▶ Your goal: Filter by the string "true": return the lines of the material that contain it.

▶ Extracted material:
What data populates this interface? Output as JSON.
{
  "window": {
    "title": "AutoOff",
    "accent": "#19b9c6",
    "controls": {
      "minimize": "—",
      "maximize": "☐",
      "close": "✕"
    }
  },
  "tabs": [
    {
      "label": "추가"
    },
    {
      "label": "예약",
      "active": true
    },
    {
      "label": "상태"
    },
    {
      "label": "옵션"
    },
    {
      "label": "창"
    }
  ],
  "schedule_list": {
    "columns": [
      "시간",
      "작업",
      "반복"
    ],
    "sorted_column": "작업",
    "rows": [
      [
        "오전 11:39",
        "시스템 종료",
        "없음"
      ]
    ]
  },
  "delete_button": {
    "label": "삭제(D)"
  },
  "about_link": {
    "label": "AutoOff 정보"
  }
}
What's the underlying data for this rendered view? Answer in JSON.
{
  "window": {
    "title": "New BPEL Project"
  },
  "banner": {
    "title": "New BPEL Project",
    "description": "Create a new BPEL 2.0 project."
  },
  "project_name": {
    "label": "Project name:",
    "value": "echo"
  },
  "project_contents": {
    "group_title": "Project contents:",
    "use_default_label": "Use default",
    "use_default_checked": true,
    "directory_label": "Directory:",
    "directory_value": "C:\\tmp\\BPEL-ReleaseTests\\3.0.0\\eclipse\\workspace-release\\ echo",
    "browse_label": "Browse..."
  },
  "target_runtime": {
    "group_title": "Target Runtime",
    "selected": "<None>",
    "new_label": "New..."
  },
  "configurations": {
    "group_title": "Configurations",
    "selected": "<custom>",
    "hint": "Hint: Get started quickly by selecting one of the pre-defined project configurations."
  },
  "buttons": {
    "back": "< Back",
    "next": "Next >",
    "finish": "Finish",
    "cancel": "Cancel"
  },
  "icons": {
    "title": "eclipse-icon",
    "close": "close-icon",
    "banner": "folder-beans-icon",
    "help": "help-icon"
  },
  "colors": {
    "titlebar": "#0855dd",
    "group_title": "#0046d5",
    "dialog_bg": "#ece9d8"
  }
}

▶ Solution for this exercise:
      "active": true
    "use_default_checked": true,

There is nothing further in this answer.